▶ _WORK ITEM_: All entries must be given again in full, exactly as they were supplied.

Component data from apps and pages
==================================================

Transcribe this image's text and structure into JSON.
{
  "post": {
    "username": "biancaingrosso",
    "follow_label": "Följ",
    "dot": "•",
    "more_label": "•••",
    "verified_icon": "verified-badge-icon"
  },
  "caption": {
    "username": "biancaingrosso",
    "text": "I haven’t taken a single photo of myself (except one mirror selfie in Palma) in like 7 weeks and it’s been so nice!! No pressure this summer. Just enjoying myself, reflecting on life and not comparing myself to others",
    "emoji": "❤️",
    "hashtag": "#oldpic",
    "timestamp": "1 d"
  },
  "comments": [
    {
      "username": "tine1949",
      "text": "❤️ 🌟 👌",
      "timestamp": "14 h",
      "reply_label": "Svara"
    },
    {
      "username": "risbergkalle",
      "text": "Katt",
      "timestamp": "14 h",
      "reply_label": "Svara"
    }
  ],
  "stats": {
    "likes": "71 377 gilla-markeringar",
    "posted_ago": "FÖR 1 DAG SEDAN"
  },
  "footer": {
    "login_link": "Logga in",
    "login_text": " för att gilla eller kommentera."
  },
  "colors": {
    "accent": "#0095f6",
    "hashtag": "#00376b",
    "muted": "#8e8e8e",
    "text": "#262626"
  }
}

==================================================

▶ _TASK SOLUTION_:
Transcribe this image's text and structure into JSON.
{
  "post": {
    "username": "biancaingrosso",
    "follow_label": "Följ",
    "dot": "•",
    "more_label": "•••",
    "verified_icon": "verified-badge-icon"
  },
  "caption": {
    "username": "biancaingrosso",
    "text": "I haven’t taken a single photo of myself (except one mirror selfie in Palma) in like 7 weeks and it’s been so nice!! No pressure this summer. Just enjoying myself, reflecting on life and not comparing myself to others",
    "emoji": "❤️",
    "hashtag": "#oldpic",
    "timestamp": "1 d"
  },
  "comments": [
    {
      "username": "tine1949",
      "text": "❤️ 🌟 👌",
      "timestamp": "14 h",
      "reply_label": "Svara"
    },
    {
      "username": "risbergkalle",
      "text": "Katt",
      "timestamp": "14 h",
      "reply_label": "Svara"
    }
  ],
  "stats": {
    "likes": "71 377 gilla-markeringar",
    "posted_ago": "FÖR 1 DAG SEDAN"
  },
  "footer": {
    "login_link": "Logga in",
    "login_text": " för att gilla eller kommentera."
  },
  "colors": {
    "accent": "#0095f6",
    "hashtag": "#00376b",
    "muted": "#8e8e8e",
    "text": "#262626"
  }
}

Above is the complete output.